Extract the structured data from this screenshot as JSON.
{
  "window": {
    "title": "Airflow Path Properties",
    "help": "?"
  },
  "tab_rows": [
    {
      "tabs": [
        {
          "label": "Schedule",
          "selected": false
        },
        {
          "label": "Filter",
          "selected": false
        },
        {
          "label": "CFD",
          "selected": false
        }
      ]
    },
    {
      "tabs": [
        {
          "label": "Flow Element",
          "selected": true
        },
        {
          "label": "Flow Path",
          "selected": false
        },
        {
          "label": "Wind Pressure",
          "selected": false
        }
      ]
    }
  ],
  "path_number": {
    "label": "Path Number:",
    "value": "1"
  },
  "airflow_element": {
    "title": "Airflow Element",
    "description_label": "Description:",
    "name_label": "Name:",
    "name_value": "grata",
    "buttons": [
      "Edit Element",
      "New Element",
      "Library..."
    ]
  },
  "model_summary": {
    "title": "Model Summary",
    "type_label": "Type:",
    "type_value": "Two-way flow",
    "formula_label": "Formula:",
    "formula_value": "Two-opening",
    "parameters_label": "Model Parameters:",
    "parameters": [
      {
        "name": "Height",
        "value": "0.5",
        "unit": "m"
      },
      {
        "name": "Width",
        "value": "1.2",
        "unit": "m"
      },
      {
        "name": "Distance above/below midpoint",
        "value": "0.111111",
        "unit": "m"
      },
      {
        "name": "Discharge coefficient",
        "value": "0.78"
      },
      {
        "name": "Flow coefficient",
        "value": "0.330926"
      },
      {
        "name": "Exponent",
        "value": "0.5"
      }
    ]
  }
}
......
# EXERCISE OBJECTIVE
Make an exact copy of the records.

# PROBLEM SOLUTION
Extract the structured data from this screenshot as JSON.
{
  "window": {
    "title": "Airflow Path Properties",
    "help": "?"
  },
  "tab_rows": [
    {
      "tabs": [
        {
          "label": "Schedule",
          "selected": false
        },
        {
          "label": "Filter",
          "selected": false
        },
        {
          "label": "CFD",
          "selected": false
        }
      ]
    },
    {
      "tabs": [
        {
          "label": "Flow Element",
          "selected": true
        },
        {
          "label": "Flow Path",
          "selected": false
        },
        {
          "label": "Wind Pressure",
          "selected": false
        }
      ]
    }
  ],
  "path_number": {
    "label": "Path Number:",
    "value": "1"
  },
  "airflow_element": {
    "title": "Airflow Element",
    "description_label": "Description:",
    "name_label": "Name:",
    "name_value": "grata",
    "buttons": [
      "Edit Element",
      "New Element",
      "Library..."
    ]
  },
  "model_summary": {
    "title": "Model Summary",
    "type_label": "Type:",
    "type_value": "Two-way flow",
    "formula_label": "Formula:",
    "formula_value": "Two-opening",
    "parameters_label": "Model Parameters:",
    "parameters": [
      {
        "name": "Height",
        "value": "0.5",
        "unit": "m"
      },
      {
        "name": "Width",
        "value": "1.2",
        "unit": "m"
      },
      {
        "name": "Distance above/below midpoint",
        "value": "0.111111",
        "unit": "m"
      },
      {
        "name": "Discharge coefficient",
        "value": "0.78"
      },
      {
        "name": "Flow coefficient",
        "value": "0.330926"
      },
      {
        "name": "Exponent",
        "value": "0.5"
      }
    ]
  }
}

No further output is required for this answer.